App and web page records
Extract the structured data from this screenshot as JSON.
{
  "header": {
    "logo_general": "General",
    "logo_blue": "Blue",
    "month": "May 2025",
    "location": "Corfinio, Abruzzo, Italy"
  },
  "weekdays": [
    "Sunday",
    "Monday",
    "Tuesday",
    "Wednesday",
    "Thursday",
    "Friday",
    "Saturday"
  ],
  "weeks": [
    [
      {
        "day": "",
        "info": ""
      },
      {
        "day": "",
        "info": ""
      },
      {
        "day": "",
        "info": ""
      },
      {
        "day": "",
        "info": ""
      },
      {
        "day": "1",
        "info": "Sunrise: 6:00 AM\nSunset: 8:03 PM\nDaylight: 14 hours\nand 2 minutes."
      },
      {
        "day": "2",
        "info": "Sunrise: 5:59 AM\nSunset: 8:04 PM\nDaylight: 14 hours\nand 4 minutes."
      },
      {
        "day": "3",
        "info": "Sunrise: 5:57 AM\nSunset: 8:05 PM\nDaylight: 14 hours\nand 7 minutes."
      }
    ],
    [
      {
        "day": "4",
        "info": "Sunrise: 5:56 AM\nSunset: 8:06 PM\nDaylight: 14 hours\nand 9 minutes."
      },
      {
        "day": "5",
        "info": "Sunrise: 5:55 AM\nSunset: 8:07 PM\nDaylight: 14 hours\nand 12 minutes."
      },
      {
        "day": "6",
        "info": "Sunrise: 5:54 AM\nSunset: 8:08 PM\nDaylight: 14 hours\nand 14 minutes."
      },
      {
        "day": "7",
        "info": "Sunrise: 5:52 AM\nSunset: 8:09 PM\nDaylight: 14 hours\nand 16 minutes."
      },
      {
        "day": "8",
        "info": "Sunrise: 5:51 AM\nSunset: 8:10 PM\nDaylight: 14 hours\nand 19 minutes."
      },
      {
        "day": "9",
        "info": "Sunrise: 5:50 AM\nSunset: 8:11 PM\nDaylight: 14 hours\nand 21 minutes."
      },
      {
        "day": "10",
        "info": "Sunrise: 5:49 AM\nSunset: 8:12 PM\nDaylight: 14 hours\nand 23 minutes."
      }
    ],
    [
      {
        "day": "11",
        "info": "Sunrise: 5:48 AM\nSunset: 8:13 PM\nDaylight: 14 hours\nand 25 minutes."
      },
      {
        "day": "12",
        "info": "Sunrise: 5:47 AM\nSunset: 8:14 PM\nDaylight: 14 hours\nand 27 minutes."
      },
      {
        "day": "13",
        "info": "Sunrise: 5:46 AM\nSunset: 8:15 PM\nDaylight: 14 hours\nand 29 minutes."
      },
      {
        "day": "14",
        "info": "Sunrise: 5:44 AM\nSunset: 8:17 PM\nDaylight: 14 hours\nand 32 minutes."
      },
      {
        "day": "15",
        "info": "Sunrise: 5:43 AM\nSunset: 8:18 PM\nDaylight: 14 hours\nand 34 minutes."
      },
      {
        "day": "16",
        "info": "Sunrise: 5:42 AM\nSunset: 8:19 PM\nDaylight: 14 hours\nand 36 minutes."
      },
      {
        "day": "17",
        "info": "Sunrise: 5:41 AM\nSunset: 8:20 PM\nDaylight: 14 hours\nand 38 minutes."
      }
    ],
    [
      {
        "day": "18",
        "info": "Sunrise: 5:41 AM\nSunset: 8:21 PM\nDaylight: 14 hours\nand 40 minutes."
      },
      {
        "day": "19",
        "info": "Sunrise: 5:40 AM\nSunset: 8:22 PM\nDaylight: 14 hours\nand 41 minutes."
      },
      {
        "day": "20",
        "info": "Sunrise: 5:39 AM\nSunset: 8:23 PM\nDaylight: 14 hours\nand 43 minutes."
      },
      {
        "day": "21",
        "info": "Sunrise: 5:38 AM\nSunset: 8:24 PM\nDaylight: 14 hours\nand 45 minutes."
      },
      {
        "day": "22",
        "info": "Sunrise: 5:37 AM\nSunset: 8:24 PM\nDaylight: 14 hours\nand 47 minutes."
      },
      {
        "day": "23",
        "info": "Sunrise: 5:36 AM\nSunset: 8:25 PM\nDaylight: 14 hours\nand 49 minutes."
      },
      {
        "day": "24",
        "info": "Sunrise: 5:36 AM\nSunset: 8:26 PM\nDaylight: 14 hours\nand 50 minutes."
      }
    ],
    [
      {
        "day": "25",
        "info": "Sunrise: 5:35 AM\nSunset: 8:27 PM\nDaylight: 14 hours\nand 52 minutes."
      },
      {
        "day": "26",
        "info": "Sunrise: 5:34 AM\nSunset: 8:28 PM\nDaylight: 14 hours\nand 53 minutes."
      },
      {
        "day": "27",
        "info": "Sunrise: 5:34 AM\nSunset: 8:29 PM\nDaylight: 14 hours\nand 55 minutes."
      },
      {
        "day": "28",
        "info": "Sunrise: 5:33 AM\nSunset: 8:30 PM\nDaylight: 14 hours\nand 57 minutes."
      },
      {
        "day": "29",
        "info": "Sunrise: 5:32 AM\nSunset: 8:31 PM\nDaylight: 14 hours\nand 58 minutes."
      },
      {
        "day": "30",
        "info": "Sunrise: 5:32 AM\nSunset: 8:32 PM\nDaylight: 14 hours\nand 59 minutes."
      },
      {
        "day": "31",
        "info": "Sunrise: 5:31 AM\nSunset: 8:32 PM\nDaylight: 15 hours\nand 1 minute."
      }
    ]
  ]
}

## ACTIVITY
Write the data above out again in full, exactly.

## EXPECTED ANSWER
Extract the structured data from this screenshot as JSON.
{
  "header": {
    "logo_general": "General",
    "logo_blue": "Blue",
    "month": "May 2025",
    "location": "Corfinio, Abruzzo, Italy"
  },
  "weekdays": [
    "Sunday",
    "Monday",
    "Tuesday",
    "Wednesday",
    "Thursday",
    "Friday",
    "Saturday"
  ],
  "weeks": [
    [
      {
        "day": "",
        "info": ""
      },
      {
        "day": "",
        "info": ""
      },
      {
        "day": "",
        "info": ""
      },
      {
        "day": "",
        "info": ""
      },
      {
        "day": "1",
        "info": "Sunrise: 6:00 AM\nSunset: 8:03 PM\nDaylight: 14 hours\nand 2 minutes."
      },
      {
        "day": "2",
        "info": "Sunrise: 5:59 AM\nSunset: 8:04 PM\nDaylight: 14 hours\nand 4 minutes."
      },
      {
        "day": "3",
        "info": "Sunrise: 5:57 AM\nSunset: 8:05 PM\nDaylight: 14 hours\nand 7 minutes."
      }
    ],
    [
      {
        "day": "4",
        "info": "Sunrise: 5:56 AM\nSunset: 8:06 PM\nDaylight: 14 hours\nand 9 minutes."
      },
      {
        "day": "5",
        "info": "Sunrise: 5:55 AM\nSunset: 8:07 PM\nDaylight: 14 hours\nand 12 minutes."
      },
      {
        "day": "6",
        "info": "Sunrise: 5:54 AM\nSunset: 8:08 PM\nDaylight: 14 hours\nand 14 minutes."
      },
      {
        "day": "7",
        "info": "Sunrise: 5:52 AM\nSunset: 8:09 PM\nDaylight: 14 hours\nand 16 minutes."
      },
      {
        "day": "8",
        "info": "Sunrise: 5:51 AM\nSunset: 8:10 PM\nDaylight: 14 hours\nand 19 minutes."
      },
      {
        "day": "9",
        "info": "Sunrise: 5:50 AM\nSunset: 8:11 PM\nDaylight: 14 hours\nand 21 minutes."
      },
      {
        "day": "10",
        "info": "Sunrise: 5:49 AM\nSunset: 8:12 PM\nDaylight: 14 hours\nand 23 minutes."
      }
    ],
    [
      {
        "day": "11",
        "info": "Sunrise: 5:48 AM\nSunset: 8:13 PM\nDaylight: 14 hours\nand 25 minutes."
      },
      {
        "day": "12",
        "info": "Sunrise: 5:47 AM\nSunset: 8:14 PM\nDaylight: 14 hours\nand 27 minutes."
      },
      {
        "day": "13",
        "info": "Sunrise: 5:46 AM\nSunset: 8:15 PM\nDaylight: 14 hours\nand 29 minutes."
      },
      {
        "day": "14",
        "info": "Sunrise: 5:44 AM\nSunset: 8:17 PM\nDaylight: 14 hours\nand 32 minutes."
      },
      {
        "day": "15",
        "info": "Sunrise: 5:43 AM\nSunset: 8:18 PM\nDaylight: 14 hours\nand 34 minutes."
      },
      {
        "day": "16",
        "info": "Sunrise: 5:42 AM\nSunset: 8:19 PM\nDaylight: 14 hours\nand 36 minutes."
      },
      {
        "day": "17",
        "info": "Sunrise: 5:41 AM\nSunset: 8:20 PM\nDaylight: 14 hours\nand 38 minutes."
      }
    ],
    [
      {
        "day": "18",
        "info": "Sunrise: 5:41 AM\nSunset: 8:21 PM\nDaylight: 14 hours\nand 40 minutes."
      },
      {
        "day": "19",
        "info": "Sunrise: 5:40 AM\nSunset: 8:22 PM\nDaylight: 14 hours\nand 41 minutes."
      },
      {
        "day": "20",
        "info": "Sunrise: 5:39 AM\nSunset: 8:23 PM\nDaylight: 14 hours\nand 43 minutes."
      },
      {
        "day": "21",
        "info": "Sunrise: 5:38 AM\nSunset: 8:24 PM\nDaylight: 14 hours\nand 45 minutes."
      },
      {
        "day": "22",
        "info": "Sunrise: 5:37 AM\nSunset: 8:24 PM\nDaylight: 14 hours\nand 47 minutes."
      },
      {
        "day": "23",
        "info": "Sunrise: 5:36 AM\nSunset: 8:25 PM\nDaylight: 14 hours\nand 49 minutes."
      },
      {
        "day": "24",
        "info": "Sunrise: 5:36 AM\nSunset: 8:26 PM\nDaylight: 14 hours\nand 50 minutes."
      }
    ],
    [
      {
        "day": "25",
        "info": "Sunrise: 5:35 AM\nSunset: 8:27 PM\nDaylight: 14 hours\nand 52 minutes."
      },
      {
        "day": "26",
        "info": "Sunrise: 5:34 AM\nSunset: 8:28 PM\nDaylight: 14 hours\nand 53 minutes."
      },
      {
        "day": "27",
        "info": "Sunrise: 5:34 AM\nSunset: 8:29 PM\nDaylight: 14 hours\nand 55 minutes."
      },
      {
        "day": "28",
        "info": "Sunrise: 5:33 AM\nSunset: 8:30 PM\nDaylight: 14 hours\nand 57 minutes."
      },
      {
        "day": "29",
        "info": "Sunrise: 5:32 AM\nSunset: 8:31 PM\nDaylight: 14 hours\nand 58 minutes."
      },
      {
        "day": "30",
        "info": "Sunrise: 5:32 AM\nSunset: 8:32 PM\nDaylight: 14 hours\nand 59 minutes."
      },
      {
        "day": "31",
        "info": "Sunrise: 5:31 AM\nSunset: 8:32 PM\nDaylight: 15 hours\nand 1 minute."
      }
    ]
  ]
}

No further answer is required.